Nation

Among La. Flood Victims, 'Depression Levels Are Really High'

NPR | Aug. 24, 2016 11:35 a.m.

The emergency food stamp process is only on surnames from A to D. Rachel Moriarty must try to hold out. Al McGee is grateful for his son-in-law's clean-up labor: "It's meant the world to me."

World | Health | Nation

This Photo May Not Change The World But It Moved One Mom To Act

NPR | Aug. 24, 2016 11:02 a.m.

Can a single photo make a difference? For one NPR audience member — who admits she knew little of the Syrian war before last week — the answer is yes.

News | Science | Nation

This Planet Just Outside Our Solar System Is 'Potentially Habitable'

NPR | Aug. 24, 2016 10:22 a.m.

It's not exactly close — 25 trillion miles from Earth, say the scientists who spotted it. But that might be near enough for further exploration. It's about Earth's size, with mild temperatures.

Food | Arts | Business | Nation

Yes, America Has A Working Tea Plantation. We Visited It

NPR | Aug. 24, 2016 10:16 a.m.

The only commercial tea plantation in the U.S. is located on Wadmalaw Island, S.C. It makes tea from bushes descended from plants first brought here in the 1700s. We chat with its tea taster.

News | Business | Environment | Nation

In Maine, Land From Burt's Bees Co-Founder Is Declared A National Monument

NPR | Aug. 24, 2016 10:16 a.m.

Roxanne Quimby donated nearly 88,000 acres of land — once used to harvest timber for paper mills — to the federal government.
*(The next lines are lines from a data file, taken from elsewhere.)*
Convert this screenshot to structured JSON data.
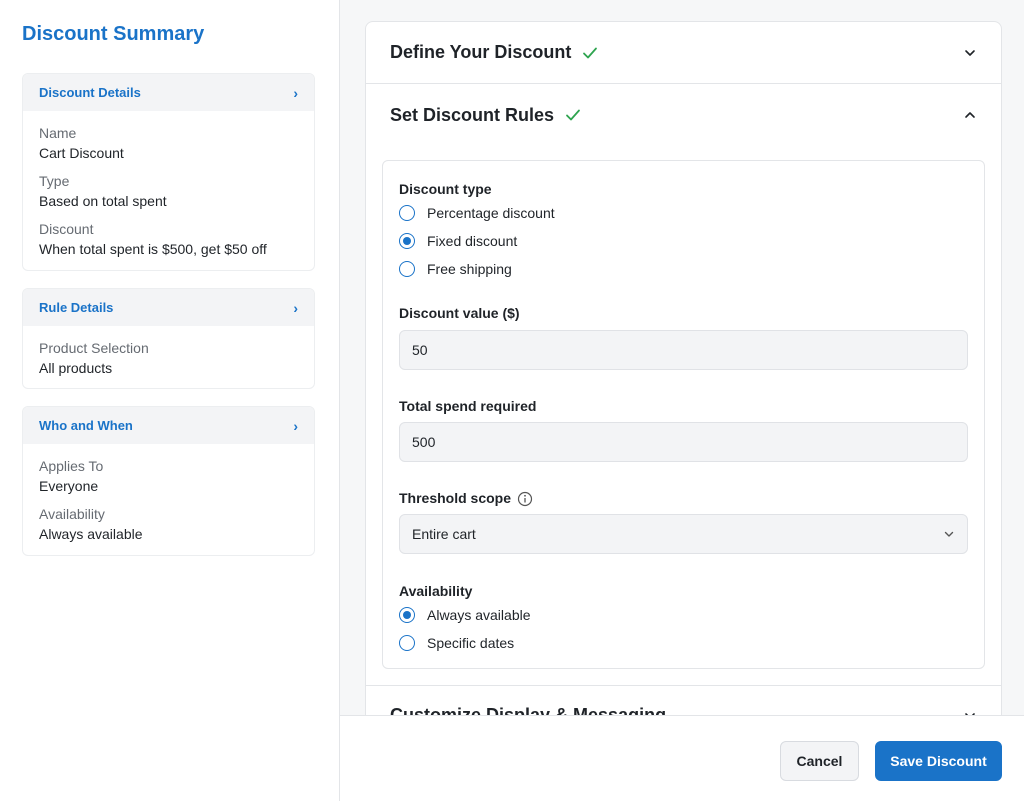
{
  "sidebar": {
    "title": "Discount Summary",
    "cards": [
      {
        "header": "Discount Details",
        "fields": [
          {
            "label": "Name",
            "value": "Cart Discount"
          },
          {
            "label": "Type",
            "value": "Based on total spent"
          },
          {
            "label": "Discount",
            "value": "When total spent is $500, get $50 off"
          }
        ]
      },
      {
        "header": "Rule Details",
        "fields": [
          {
            "label": "Product Selection",
            "value": "All products"
          }
        ]
      },
      {
        "header": "Who and When",
        "fields": [
          {
            "label": "Applies To",
            "value": "Everyone"
          },
          {
            "label": "Availability",
            "value": "Always available"
          }
        ]
      }
    ]
  },
  "main": {
    "sections": {
      "define": {
        "title": "Define Your Discount",
        "complete": true,
        "expanded": false
      },
      "rules": {
        "title": "Set Discount Rules",
        "complete": true,
        "expanded": true
      },
      "display": {
        "title": "Customize Display & Messaging",
        "expanded": false
      }
    },
    "rules": {
      "discount_type": {
        "label": "Discount type",
        "options": [
          "Percentage discount",
          "Fixed discount",
          "Free shipping"
        ],
        "selected": "Fixed discount"
      },
      "discount_value": {
        "label": "Discount value ($)",
        "value": "50"
      },
      "total_spend": {
        "label": "Total spend required",
        "value": "500"
      },
      "threshold_scope": {
        "label": "Threshold scope",
        "value": "Entire cart"
      },
      "availability": {
        "label": "Availability",
        "options": [
          "Always available",
          "Specific dates"
        ],
        "selected": "Always available"
      }
    }
  },
  "footer": {
    "cancel_label": "Cancel",
    "save_label": "Save Discount"
  },
  "colors": {
    "accent": "#1a73c8",
    "success": "#2ea44f"
  }
}
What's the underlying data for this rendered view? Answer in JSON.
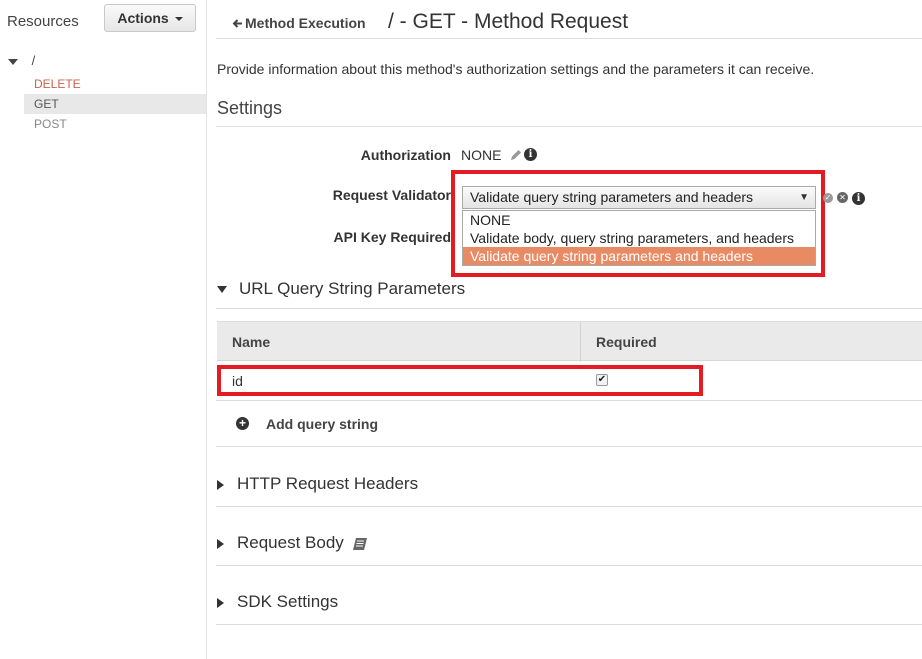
{
  "sidebar": {
    "title": "Resources",
    "actions_label": "Actions",
    "root_path": "/",
    "methods": [
      "DELETE",
      "GET",
      "POST"
    ]
  },
  "header": {
    "back_label": "Method Execution",
    "title": "/ - GET - Method Request",
    "description": "Provide information about this method's authorization settings and the parameters it can receive."
  },
  "settings": {
    "title": "Settings",
    "authorization": {
      "label": "Authorization",
      "value": "NONE"
    },
    "request_validator": {
      "label": "Request Validator",
      "selected": "Validate query string parameters and headers",
      "options": [
        "NONE",
        "Validate body, query string parameters, and headers",
        "Validate query string parameters and headers"
      ],
      "highlighted_option_index": 2
    },
    "api_key": {
      "label": "API Key Required"
    }
  },
  "url_query": {
    "title": "URL Query String Parameters",
    "columns": [
      "Name",
      "Required"
    ],
    "rows": [
      {
        "name": "id",
        "required": true
      }
    ],
    "add_label": "Add query string"
  },
  "sections": {
    "http_headers": "HTTP Request Headers",
    "request_body": "Request Body",
    "sdk_settings": "SDK Settings"
  },
  "colors": {
    "highlight_border": "#e31b23",
    "selected_option_bg": "#e88a63",
    "delete_method": "#c7644e"
  }
}
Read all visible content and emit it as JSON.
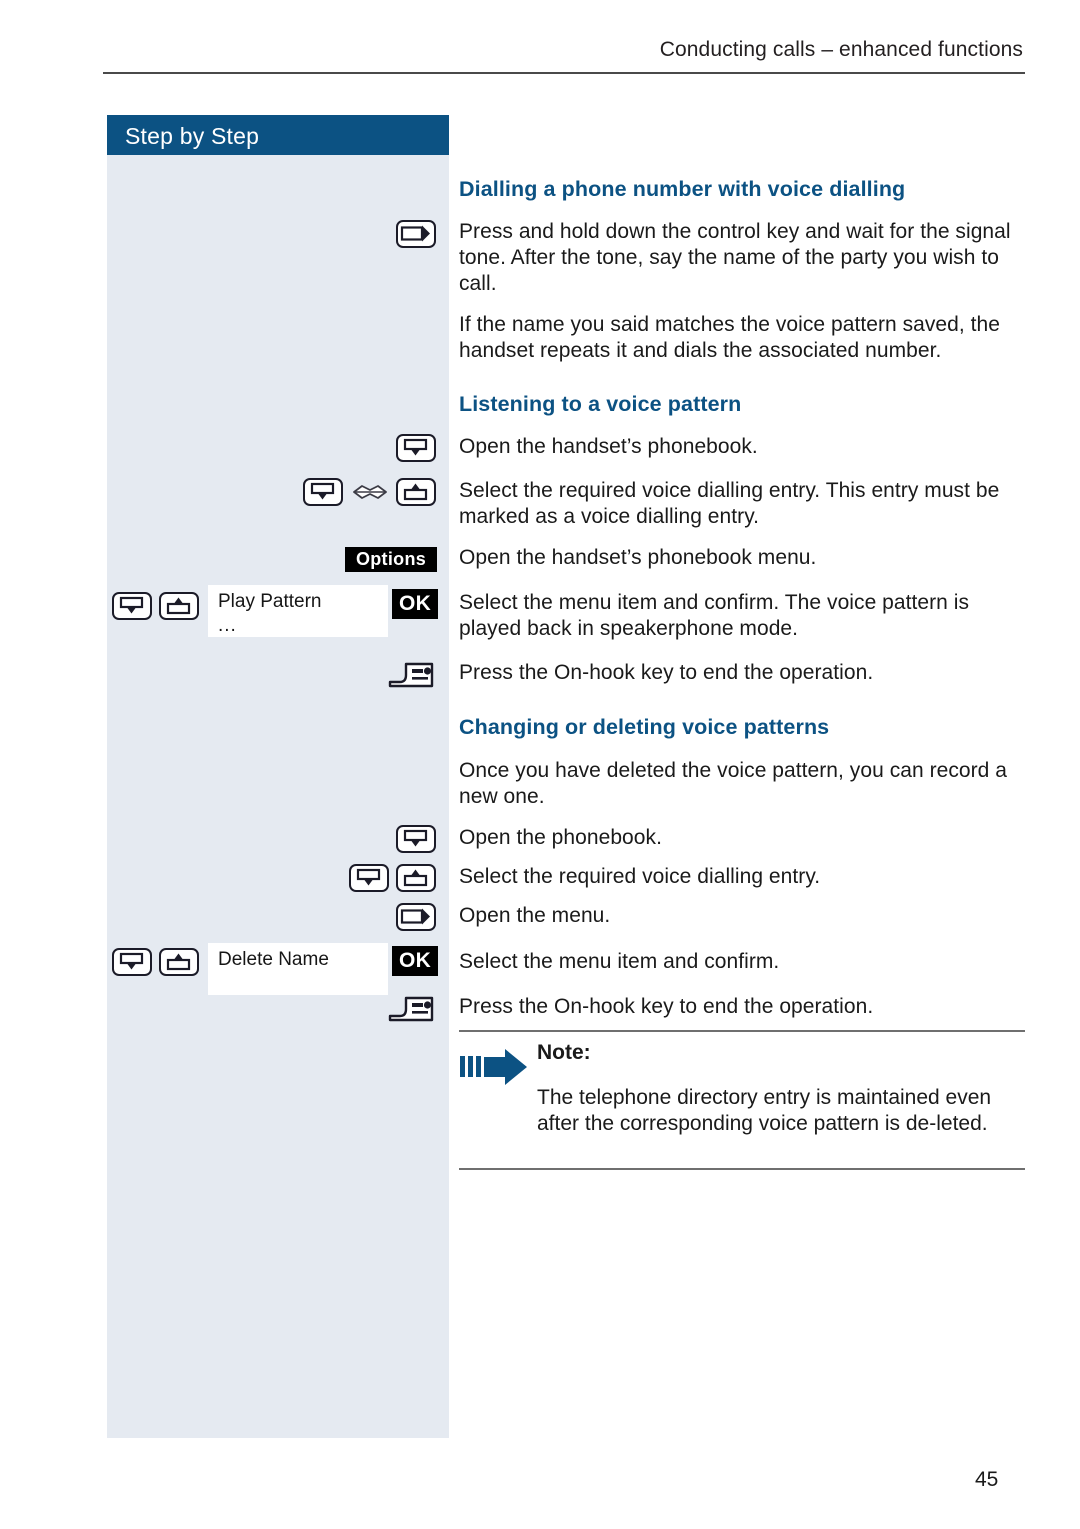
{
  "document": {
    "header": "Conducting calls – enhanced functions",
    "page_number": "45",
    "sidebar_banner": "Step by Step"
  },
  "colors": {
    "brand_blue": "#0c5283",
    "sidebar_bg": "#e5eaf1",
    "badge_bg": "#000000",
    "text": "#1a1a1a"
  },
  "sections": [
    {
      "heading": "Dialling a phone number with voice dialling",
      "paragraphs": [
        "Press and hold down the control key and wait for the signal tone. After the tone, say the name of the party you wish to call.",
        "If the name you said matches the voice pattern saved, the handset repeats it and dials the associated number."
      ]
    },
    {
      "heading": "Listening to a voice pattern",
      "paragraphs": [
        "Open the handset’s phonebook.",
        "Select the required voice dialling entry. This entry must be marked as a voice dialling entry.",
        "Open the handset’s phonebook menu.",
        "Select the menu item and confirm. The voice pattern is played back in speakerphone mode.",
        "Press the On-hook key to end the operation."
      ]
    },
    {
      "heading": "Changing or deleting voice patterns",
      "paragraphs": [
        "Once you have deleted the voice pattern, you can record a new one.",
        "Open the phonebook.",
        "Select the required voice dialling entry.",
        "Open the menu.",
        "Select the menu item and confirm.",
        "Press the On-hook key to end the operation."
      ]
    }
  ],
  "key_icons": {
    "open_menu": "control-key-right-icon",
    "scroll_down": "control-key-down-icon",
    "scroll_up": "control-key-up-icon",
    "voice_lips": "voice-lips-icon",
    "on_hook": "on-hook-key-icon"
  },
  "softkeys": {
    "options_label": "Options",
    "ok_label_play": "OK",
    "ok_label_delete": "OK"
  },
  "display_rows": [
    {
      "line1": "Play Pattern",
      "line2": "..."
    },
    {
      "line1": "Delete Name",
      "line2": ""
    }
  ],
  "note": {
    "title": "Note:",
    "text": "The telephone directory entry is maintained even after the corresponding voice pattern is de-leted."
  }
}
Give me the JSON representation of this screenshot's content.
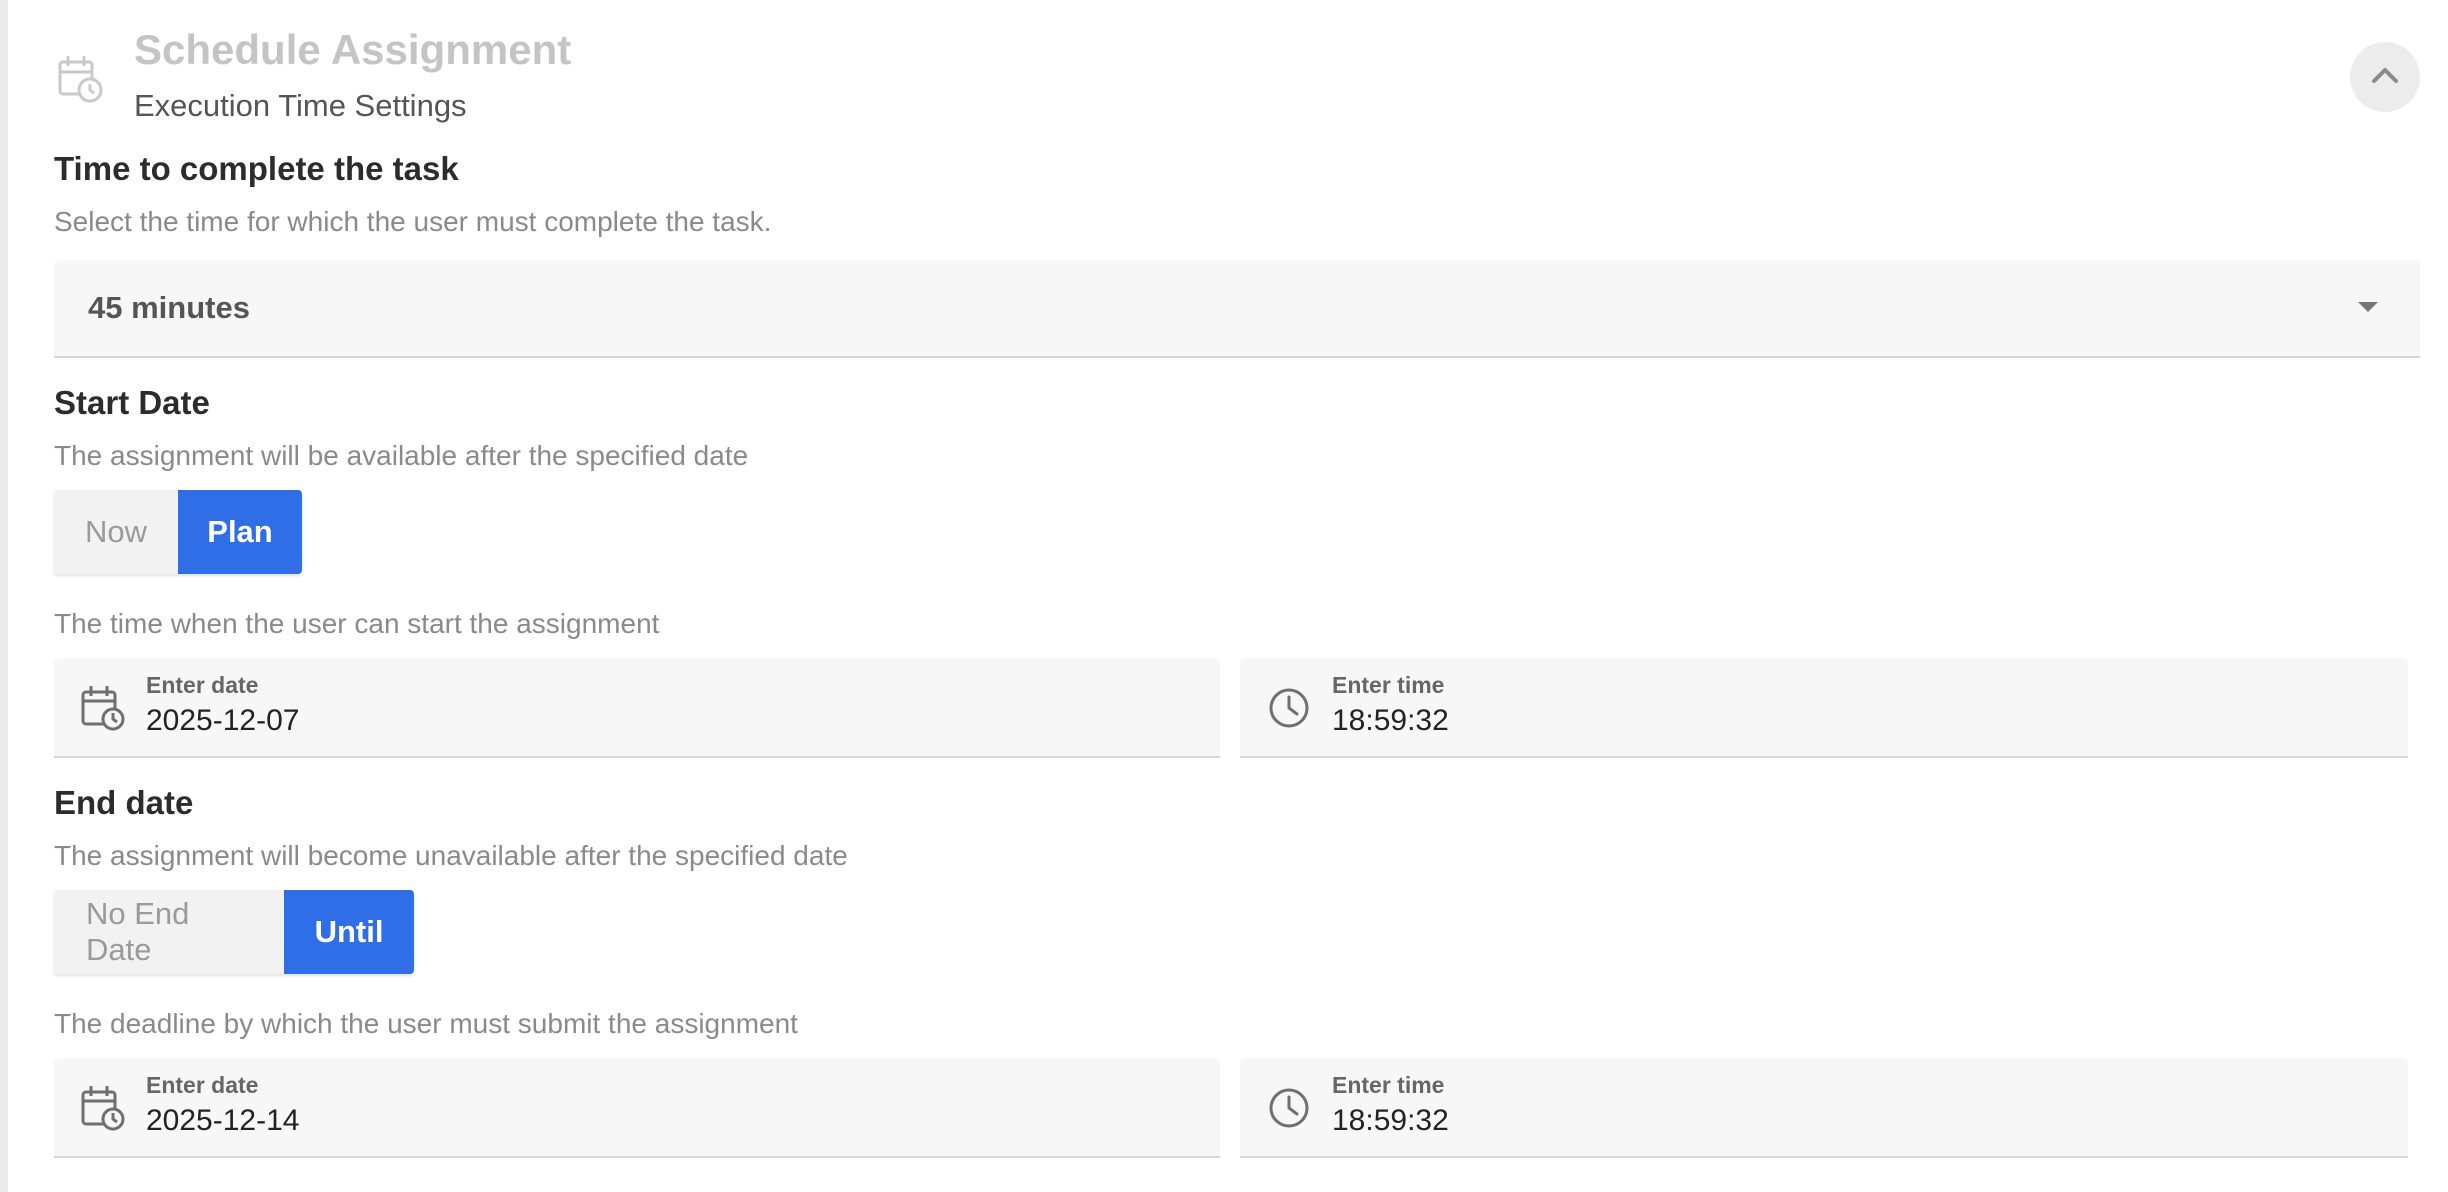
{
  "header": {
    "title": "Schedule Assignment",
    "subtitle": "Execution Time Settings",
    "icon": "calendar-clock-icon",
    "collapse_icon": "chevron-up-icon"
  },
  "time_to_complete": {
    "title": "Time to complete the task",
    "description": "Select the time for which the user must complete the task.",
    "selected": "45 minutes"
  },
  "start_date": {
    "title": "Start Date",
    "description": "The assignment will be available after the specified date",
    "options": [
      "Now",
      "Plan"
    ],
    "selected": "Plan",
    "helper": "The time when the user can start the assignment",
    "date_label": "Enter date",
    "date_value": "2025-12-07",
    "time_label": "Enter time",
    "time_value": "18:59:32"
  },
  "end_date": {
    "title": "End date",
    "description": "The assignment will become unavailable after the specified date",
    "options": [
      "No End Date",
      "Until"
    ],
    "selected": "Until",
    "helper": "The deadline by which the user must submit the assignment",
    "date_label": "Enter date",
    "date_value": "2025-12-14",
    "time_label": "Enter time",
    "time_value": "18:59:32"
  },
  "colors": {
    "accent": "#2f6ee6",
    "title_muted": "#c4c4c4",
    "field_bg": "#f7f7f7"
  }
}
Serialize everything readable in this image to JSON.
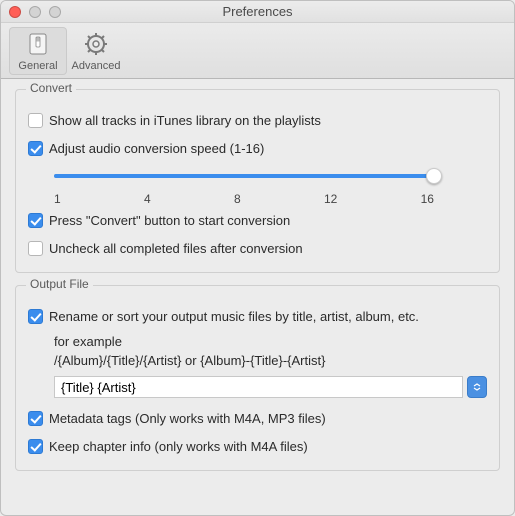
{
  "window": {
    "title": "Preferences"
  },
  "toolbar": {
    "general": "General",
    "advanced": "Advanced"
  },
  "convert": {
    "label": "Convert",
    "show_all_tracks": "Show all tracks in iTunes library on the playlists",
    "adjust_speed": "Adjust audio conversion speed (1-16)",
    "ticks": {
      "t1": "1",
      "t2": "4",
      "t3": "8",
      "t4": "12",
      "t5": "16"
    },
    "press_convert": "Press \"Convert\" button to start conversion",
    "uncheck_completed": "Uncheck all completed files after conversion"
  },
  "output": {
    "label": "Output File",
    "rename": "Rename or sort your output music files by title, artist, album, etc.",
    "example_label": "for example",
    "example_path": "/{Album}/{Title}/{Artist} or {Album}-{Title}-{Artist}",
    "pattern_value": "{Title} {Artist}",
    "metadata": "Metadata tags (Only works with M4A, MP3 files)",
    "chapter": "Keep chapter info (only works with  M4A files)"
  }
}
Now it's the Katahdin Woods and Waters National Monument.